# TASK DETAILS:
Write out all the entries word for word and omit any pictures.

Web page and app entries

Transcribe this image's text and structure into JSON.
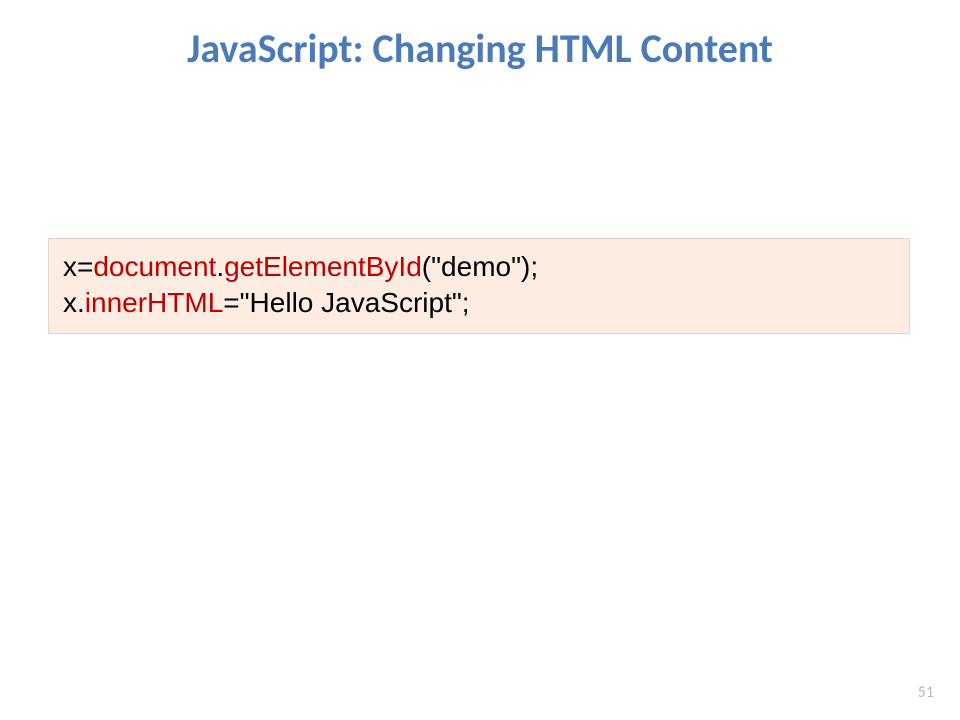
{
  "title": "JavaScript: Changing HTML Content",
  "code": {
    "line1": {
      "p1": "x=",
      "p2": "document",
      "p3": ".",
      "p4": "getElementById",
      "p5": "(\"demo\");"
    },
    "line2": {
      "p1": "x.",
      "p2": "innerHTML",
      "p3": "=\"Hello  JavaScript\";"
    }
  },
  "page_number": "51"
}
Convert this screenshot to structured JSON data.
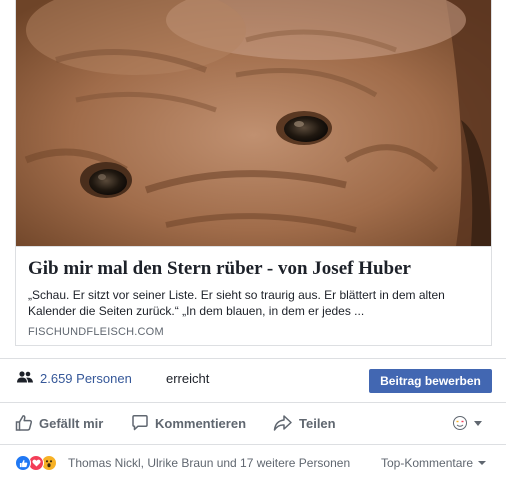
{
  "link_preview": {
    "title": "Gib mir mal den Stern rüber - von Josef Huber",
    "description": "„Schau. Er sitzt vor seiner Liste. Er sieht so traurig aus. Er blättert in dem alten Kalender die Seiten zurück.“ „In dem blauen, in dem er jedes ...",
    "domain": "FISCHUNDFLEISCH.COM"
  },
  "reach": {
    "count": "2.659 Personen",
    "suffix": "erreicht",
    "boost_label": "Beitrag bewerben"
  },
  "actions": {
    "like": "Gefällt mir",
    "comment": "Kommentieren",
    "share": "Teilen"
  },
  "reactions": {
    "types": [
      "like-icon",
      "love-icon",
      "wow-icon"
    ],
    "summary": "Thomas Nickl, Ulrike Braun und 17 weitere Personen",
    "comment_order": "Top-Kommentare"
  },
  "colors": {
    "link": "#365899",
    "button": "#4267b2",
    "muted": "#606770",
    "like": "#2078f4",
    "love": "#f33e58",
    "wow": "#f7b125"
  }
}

# RESULT BELOW:
Transcribe this image's text and structure into JSON.
{
  "title": "JavaScript: Changing HTML Content",
  "code": {
    "line1": {
      "p1": "x=",
      "p2": "document",
      "p3": ".",
      "p4": "getElementById",
      "p5": "(\"demo\");"
    },
    "line2": {
      "p1": "x.",
      "p2": "innerHTML",
      "p3": "=\"Hello  JavaScript\";"
    }
  },
  "page_number": "51"
}
Convert this screenshot to structured JSON data.
{
  "link_preview": {
    "title": "Gib mir mal den Stern rüber - von Josef Huber",
    "description": "„Schau. Er sitzt vor seiner Liste. Er sieht so traurig aus. Er blättert in dem alten Kalender die Seiten zurück.“ „In dem blauen, in dem er jedes ...",
    "domain": "FISCHUNDFLEISCH.COM"
  },
  "reach": {
    "count": "2.659 Personen",
    "suffix": "erreicht",
    "boost_label": "Beitrag bewerben"
  },
  "actions": {
    "like": "Gefällt mir",
    "comment": "Kommentieren",
    "share": "Teilen"
  },
  "reactions": {
    "types": [
      "like-icon",
      "love-icon",
      "wow-icon"
    ],
    "summary": "Thomas Nickl, Ulrike Braun und 17 weitere Personen",
    "comment_order": "Top-Kommentare"
  },
  "colors": {
    "link": "#365899",
    "button": "#4267b2",
    "muted": "#606770",
    "like": "#2078f4",
    "love": "#f33e58",
    "wow": "#f7b125"
  }
}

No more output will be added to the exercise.